As some people who read this blog may have noticed, I have become quite disillusioned with Taiwan, and 2014 has reinforced this feeling. Although my blog started as a personal virtual space where I could write about my life in Asia (hence the title, which I now don’t like and would like to change), I have actually written very little about it. That’s because I didn’t want to offend people by portraying Taiwan in a negative light.
Obviously, every person has subjective experiences and opinions. When you write about them and people read them, however, you disseminate views that might disturb others. Moreover, so many people are involved in my ‘stories’ about Taiwan, and I prefer not to talk about them. Actually, 99% of what I have experienced in Taiwan has never been mentioned on this blog.
I have met so many people and done so many things, I have a ‘baggage’ of memories from two years of my life. Unfortunately, many of them have not been very positive, on the personal level, I mean. This is a topic that I will have to address, sooner or later. I have talked about it sporadically, but never systematically. I am reluctant to rant about my subjectively negative experiences. I did it from time to time, like when I wrote about Guanghua electronics market in Taipei. As a rule, such posts raise controversies; annoying and empty controversies, I might add, in which others try to convince me that I have no right to have a subjective point of view or to express it. Such criticism is a waste of time and energy, but every blogger has to deal with it.
In 2014 I have realised how much I like Hong Kong (I’d say, I love Hong Kong). Every time I go there, it is magic. It is one of the few places where I feel ‘at home’. It’s the same feeling I had when I went to Berlin for the first time. That city drew me like a magnet. When I finally managed to move there, I discovered its ups and downs. However, the ‘downs’ were nothing compared to the ‘ups’. I loved Berlin from the first to the last day I spent there.
Perhaps, I could find a way to spend more time in Hong Kong, maybe a few months. If there was this chance, I’d be very happy. But, realistically, it could be difficult. You can’t run away from your real home forever. I, too, have my own responsibility. Not only towards my own family, but also towards Europe, which I call my home. It’s easy to desert the ship in the hour of need. But we are called on to make sacrifices and try to solve the problems of the present, so that the next generations may live in a better place than the one we are living in now.
Despite some negative experiences, though, I had a lot of fun in 2014. In Taiwan it was more of an ‘intellectual’ kind of fun. I read some interesting books, explored the history and architecture of Taipei. It is – in my opinion – impossible to ‘know’ a country. But perhaps it is possible to know a city. By focusing on Taipei, I think I have, at least, become a little bit familiar with its history, its buildings, and its streets.

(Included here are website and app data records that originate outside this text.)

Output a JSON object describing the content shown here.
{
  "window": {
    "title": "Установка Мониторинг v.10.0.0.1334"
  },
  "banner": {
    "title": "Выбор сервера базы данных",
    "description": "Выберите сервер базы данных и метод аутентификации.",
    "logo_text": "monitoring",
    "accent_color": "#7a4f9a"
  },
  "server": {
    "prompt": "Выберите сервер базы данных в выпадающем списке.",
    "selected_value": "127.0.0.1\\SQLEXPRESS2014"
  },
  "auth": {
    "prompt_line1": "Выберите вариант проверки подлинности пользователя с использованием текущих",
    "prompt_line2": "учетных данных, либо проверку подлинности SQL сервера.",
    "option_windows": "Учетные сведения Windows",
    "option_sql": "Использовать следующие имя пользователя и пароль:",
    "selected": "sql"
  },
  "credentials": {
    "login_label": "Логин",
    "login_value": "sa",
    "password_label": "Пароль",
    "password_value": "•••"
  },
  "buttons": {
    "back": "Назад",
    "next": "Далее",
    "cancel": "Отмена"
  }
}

In Hong Kong, I met a lot of great people. I spent a lot of time in a hostel there. Last year I had rented a flat, but this year I chose not to do so, and this choice payed off. It was a cramped hostel, eight people in one room. One might think it would be impossible to stay there for a long time. But I enjoyed every moment of it. I met so many travellers from all over the world, most of them coming to Hong Kong to get a visa for mainland China; but I also met backpackers and some mainland Chinese tourists. It was great. But even if I had met no one – just walking in Hong Kong, seeing the skyline, the crowds, the buildings, made me feel happy.
Next year, if everything goes as planned, I will go back to Beijing for a few days. Mainland China is one of the places where I wish I could spend some time in 2015. But it seems unlikely. If there weren’t so many restrictions on freedom of speech, I would have gone long ago. The libraries don’t have the books I need. My blog is blocked (as are all Google websites, I believe). The internet is a catastrophe. Yes, you can use VPNs to circumvent censorship, but it still annoying and I’m not sure if it’s illegal or if you could get into trouble. By the way, the very idea of having to use a VPN to avoid internet restrictions angers me.
2014 was a year full of trials and disappointments, but also of great moments and experiences. All in all, I feel privileged I had the chance to do so many things, live in wonderful places, learn something every day, and meet amazing people.
I would like to thank my family and my friends for all their support, warmth and kindness, and I wish them, and all of the people who have visited this small blog, a happy and successful 2015!